I love Erin M. Riley's work, Andrea Bowers, Jordan Casteel, Phil America, really anyone that works really hard at what they do. What inspired me most for No Damsel was the women that worked on the movies who were written out of history - they put in countless hours and their contributions are largely unknown. This work is an ode to them and a very gendered art form that has been forgotten.

What conversation are you hoping to spark with this show at CAM and ultimately, what makes it a success in your mind? I want people to start talking more about the media representation of women and women of color - or the lack thereof. Sexuality and domesticity is so codified in it, and the fact that this is what we're exposing young children to is so bizarre.

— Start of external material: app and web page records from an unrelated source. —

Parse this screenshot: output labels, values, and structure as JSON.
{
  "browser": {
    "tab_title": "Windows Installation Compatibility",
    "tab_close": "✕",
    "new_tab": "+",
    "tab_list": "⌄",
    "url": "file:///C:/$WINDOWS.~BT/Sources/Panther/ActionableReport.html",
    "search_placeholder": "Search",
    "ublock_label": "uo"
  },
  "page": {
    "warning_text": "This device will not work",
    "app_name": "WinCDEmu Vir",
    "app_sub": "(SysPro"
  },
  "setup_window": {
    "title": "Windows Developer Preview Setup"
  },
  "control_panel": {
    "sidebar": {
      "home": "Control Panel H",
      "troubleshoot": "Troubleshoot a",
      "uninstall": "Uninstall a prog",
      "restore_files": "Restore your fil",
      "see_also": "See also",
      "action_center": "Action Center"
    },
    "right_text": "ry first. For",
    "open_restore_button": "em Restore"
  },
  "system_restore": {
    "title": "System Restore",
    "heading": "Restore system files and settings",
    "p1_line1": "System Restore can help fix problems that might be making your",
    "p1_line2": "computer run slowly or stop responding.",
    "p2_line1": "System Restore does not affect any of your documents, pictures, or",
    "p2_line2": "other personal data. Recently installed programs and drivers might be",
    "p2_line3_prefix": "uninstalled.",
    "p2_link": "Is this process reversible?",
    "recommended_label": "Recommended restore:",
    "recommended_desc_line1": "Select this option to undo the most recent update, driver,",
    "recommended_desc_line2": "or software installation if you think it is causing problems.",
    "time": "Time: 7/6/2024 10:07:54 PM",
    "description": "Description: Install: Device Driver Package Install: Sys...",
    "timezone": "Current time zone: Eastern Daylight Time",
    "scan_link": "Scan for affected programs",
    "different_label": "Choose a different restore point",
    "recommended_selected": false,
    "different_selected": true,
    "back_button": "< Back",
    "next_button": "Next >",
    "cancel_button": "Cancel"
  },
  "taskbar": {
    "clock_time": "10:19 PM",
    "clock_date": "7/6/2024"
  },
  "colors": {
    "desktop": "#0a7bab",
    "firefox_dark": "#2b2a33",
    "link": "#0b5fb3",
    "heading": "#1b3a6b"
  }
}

To me, the show is a success if it inspires just one young person to push back against this, question what's coming at them and respond in a creative way to it.

No Damsel is up at the Contemporary Art Museum of Raleigh, North Carolina from May 28th until August 6th.